Three-shaft design so they collapse up very short (25 inches). For me this is a huge positive feature. I do not always hike with hiking poles. Having the ability to stow them awhile while not in use, or while in my truck getting to a trail head, or in a car if somebody is giving me a ride to town or back to the trail. There are a whole lot of times when hiking poles ‘get in the way’. Having hiking poles that can compress down to 25 inches is very nice!
492 grams (17.3 ounces) is pretty amazing giving their toughness, but it is still a bit heavier then what I would like them to be. Black Diamond could probably do some further work on the handles and the foam grip extensions and the wrist straps and probably get them down into the 15 ounce range, and that would make me very happy.
The very top of the handle is a bit too large. I understand that it is larger than usual because it is a four season hiking pole, but the way that it is shaped makes it larger then it needs to be, and thus they consume more room inside of my side pocket then what they realistically should. Shave off a quarter inch from the top-front of the handle and that would also make me happy.
Over branded. I realize a company wants to slap their labels all over their products, but these hiking poles are just over the top with branded stickers. One has to wonder how much additional weight is apart of these hiking poles just because of all the labels, stickers, and other label measurements that are on these poles. I really do not know any long distance hiker, or experienced hiker willing to spend the money on this level of a hiking pole, that needs to know exact height measurements of their poles. If you have not figured out where your poles should be at for use within your shelter and you are constantly forgetting, maybe these will help you out – but just about anybody that has been out on the trail for thirty or so days just instinctively knows what the height of their hiking poles needs to be when it comes time to set up their shelters.
I mentioned above that the wrist straps are a positive feature, they are, however I think that the webbing used to connect them to the poles could have been smaller and less over built.

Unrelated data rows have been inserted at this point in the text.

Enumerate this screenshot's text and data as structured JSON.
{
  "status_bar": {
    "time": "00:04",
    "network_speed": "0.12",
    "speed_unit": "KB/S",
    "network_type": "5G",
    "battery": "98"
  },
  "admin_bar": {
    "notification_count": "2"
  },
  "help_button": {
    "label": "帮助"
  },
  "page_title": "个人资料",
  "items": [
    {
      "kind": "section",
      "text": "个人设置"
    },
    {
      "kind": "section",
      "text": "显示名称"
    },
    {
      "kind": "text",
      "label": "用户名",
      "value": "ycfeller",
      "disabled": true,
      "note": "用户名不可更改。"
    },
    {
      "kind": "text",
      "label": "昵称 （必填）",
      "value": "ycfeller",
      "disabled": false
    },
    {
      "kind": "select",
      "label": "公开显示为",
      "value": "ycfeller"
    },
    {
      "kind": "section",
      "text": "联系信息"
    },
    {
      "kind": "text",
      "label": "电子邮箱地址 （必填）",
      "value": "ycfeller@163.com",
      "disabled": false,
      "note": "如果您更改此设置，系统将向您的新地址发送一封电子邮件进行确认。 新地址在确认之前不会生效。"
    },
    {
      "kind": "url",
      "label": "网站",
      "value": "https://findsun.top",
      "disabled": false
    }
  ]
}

This could be part of the four season design, but they still seem to be over built. Perhaps as time goes on I will understand the need for them being this way, but at this point, this is a negative for right now.
Weight Per Pair : 492 g, 1 lb
Usable Length : 62.5-130cm, 25-51 in
Collapsed Length : 62.5 cm, 25 in
Where To Buy:
Videos I Found:
None at this time.
In accordance of USA Federal Trade Commission 16 CFR, Part 255: I hereby declare that I am a “Trail Ambassador” of Gossamer Gear. The Gossamer Gear products mentioned within the content of this review were purchased by myself and were not supplied to me free of charge, or in exchange for services, by Gossamer Gear, unless otherwise mentioned. Any other product(s) mentioned within the content of this review is free of endorsement(s) between myself and the manufacturer(s) and meets all FTC 16 CFR.255 compliance requirements.